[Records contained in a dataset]
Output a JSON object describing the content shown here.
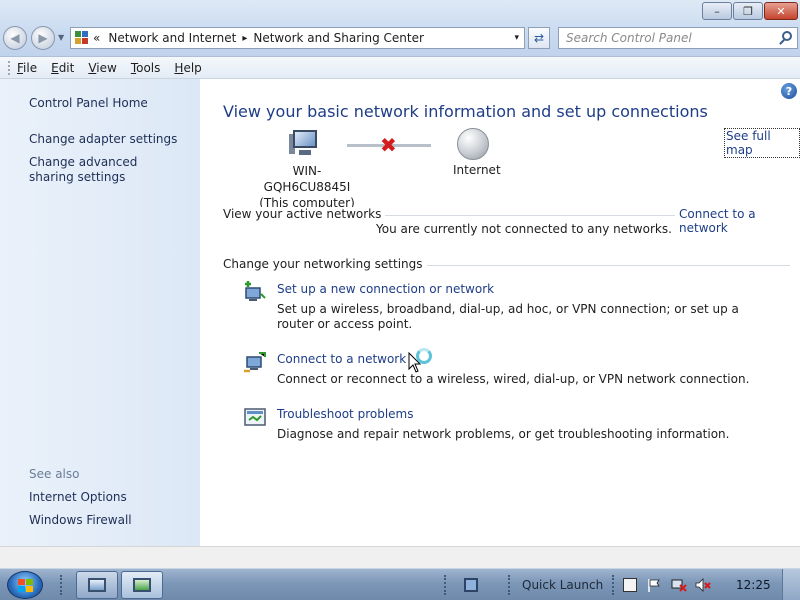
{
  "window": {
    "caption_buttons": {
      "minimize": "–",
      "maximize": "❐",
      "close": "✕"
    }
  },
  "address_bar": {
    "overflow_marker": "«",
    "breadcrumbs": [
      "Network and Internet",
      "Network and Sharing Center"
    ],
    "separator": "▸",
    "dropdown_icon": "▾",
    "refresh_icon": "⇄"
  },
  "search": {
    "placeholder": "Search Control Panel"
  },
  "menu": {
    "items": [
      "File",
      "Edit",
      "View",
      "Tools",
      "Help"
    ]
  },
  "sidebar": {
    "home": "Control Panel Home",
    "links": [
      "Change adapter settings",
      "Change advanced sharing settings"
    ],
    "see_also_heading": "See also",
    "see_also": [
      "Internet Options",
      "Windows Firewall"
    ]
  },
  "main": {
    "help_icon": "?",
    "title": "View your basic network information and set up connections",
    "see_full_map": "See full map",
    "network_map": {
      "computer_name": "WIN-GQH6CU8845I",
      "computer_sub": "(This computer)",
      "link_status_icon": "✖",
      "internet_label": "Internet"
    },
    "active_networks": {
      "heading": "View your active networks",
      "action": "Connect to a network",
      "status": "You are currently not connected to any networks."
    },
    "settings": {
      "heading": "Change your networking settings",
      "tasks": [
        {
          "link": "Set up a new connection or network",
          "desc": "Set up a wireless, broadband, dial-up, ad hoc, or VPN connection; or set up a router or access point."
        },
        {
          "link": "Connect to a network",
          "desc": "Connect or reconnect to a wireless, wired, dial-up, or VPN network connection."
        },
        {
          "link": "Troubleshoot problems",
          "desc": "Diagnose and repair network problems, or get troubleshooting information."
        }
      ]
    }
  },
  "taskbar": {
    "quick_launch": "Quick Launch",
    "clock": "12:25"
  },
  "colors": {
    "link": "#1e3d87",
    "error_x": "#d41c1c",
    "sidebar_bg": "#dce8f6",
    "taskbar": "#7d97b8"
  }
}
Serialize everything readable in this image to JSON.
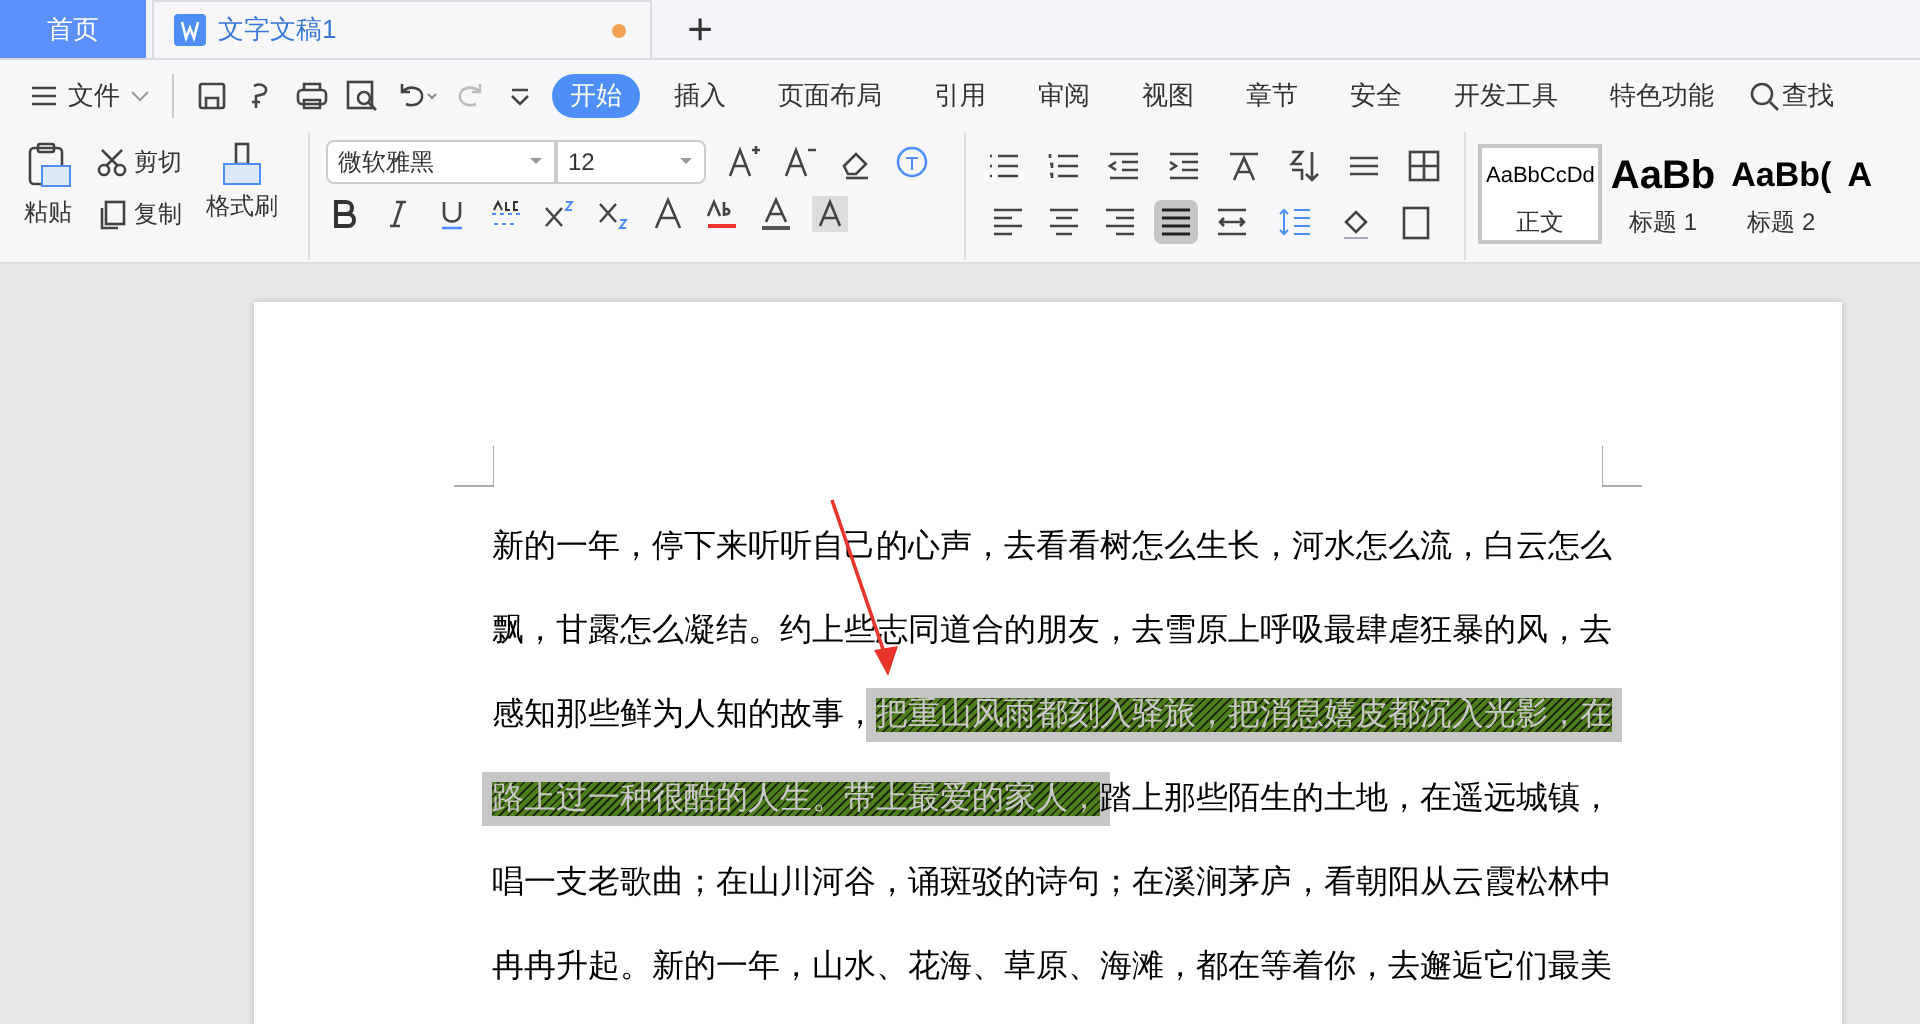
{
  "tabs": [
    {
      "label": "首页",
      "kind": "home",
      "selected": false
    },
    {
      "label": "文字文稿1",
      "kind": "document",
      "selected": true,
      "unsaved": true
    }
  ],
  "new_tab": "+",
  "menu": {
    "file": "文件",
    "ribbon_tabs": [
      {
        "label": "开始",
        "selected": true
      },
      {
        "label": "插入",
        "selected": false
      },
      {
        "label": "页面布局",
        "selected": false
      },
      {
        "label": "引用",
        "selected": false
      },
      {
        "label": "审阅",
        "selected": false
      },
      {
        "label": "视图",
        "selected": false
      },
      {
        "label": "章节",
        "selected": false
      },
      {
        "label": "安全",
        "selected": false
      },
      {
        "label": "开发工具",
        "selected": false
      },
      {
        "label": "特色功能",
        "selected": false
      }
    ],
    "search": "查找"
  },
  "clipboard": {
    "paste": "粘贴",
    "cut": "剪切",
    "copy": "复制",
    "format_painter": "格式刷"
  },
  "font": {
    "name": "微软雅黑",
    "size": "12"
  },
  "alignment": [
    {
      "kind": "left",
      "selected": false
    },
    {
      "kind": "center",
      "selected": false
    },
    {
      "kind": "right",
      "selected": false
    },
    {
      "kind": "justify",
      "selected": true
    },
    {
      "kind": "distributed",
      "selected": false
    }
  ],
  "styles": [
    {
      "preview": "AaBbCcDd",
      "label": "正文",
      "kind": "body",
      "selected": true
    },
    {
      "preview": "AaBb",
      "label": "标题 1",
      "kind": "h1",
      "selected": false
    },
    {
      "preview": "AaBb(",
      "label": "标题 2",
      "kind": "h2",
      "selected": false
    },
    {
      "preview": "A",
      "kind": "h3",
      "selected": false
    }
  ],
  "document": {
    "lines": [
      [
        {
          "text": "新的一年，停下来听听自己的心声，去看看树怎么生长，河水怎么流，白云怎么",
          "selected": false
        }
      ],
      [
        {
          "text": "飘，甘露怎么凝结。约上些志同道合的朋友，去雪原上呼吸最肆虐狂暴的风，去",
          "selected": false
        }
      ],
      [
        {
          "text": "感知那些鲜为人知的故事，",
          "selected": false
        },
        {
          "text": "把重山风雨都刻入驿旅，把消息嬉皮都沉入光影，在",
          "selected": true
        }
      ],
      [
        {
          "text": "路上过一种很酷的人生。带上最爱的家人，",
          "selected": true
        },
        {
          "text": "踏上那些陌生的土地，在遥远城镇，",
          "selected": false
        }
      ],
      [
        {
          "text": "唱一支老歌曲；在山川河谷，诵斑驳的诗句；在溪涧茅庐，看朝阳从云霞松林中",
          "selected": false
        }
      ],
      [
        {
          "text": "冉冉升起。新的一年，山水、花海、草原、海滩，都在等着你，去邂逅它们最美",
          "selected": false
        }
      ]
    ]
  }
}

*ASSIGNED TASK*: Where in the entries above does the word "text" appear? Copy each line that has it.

*EXERCISE RESULT*:
          "text": "新的一年，停下来听听自己的心声，去看看树怎么生长，河水怎么流，白云怎么",
          "text": "飘，甘露怎么凝结。约上些志同道合的朋友，去雪原上呼吸最肆虐狂暴的风，去",
          "text": "感知那些鲜为人知的故事，",
          "text": "把重山风雨都刻入驿旅，把消息嬉皮都沉入光影，在",
          "text": "路上过一种很酷的人生。带上最爱的家人，",
          "text": "踏上那些陌生的土地，在遥远城镇，",
          "text": "唱一支老歌曲；在山川河谷，诵斑驳的诗句；在溪涧茅庐，看朝阳从云霞松林中",
          "text": "冉冉升起。新的一年，山水、花海、草原、海滩，都在等着你，去邂逅它们最美",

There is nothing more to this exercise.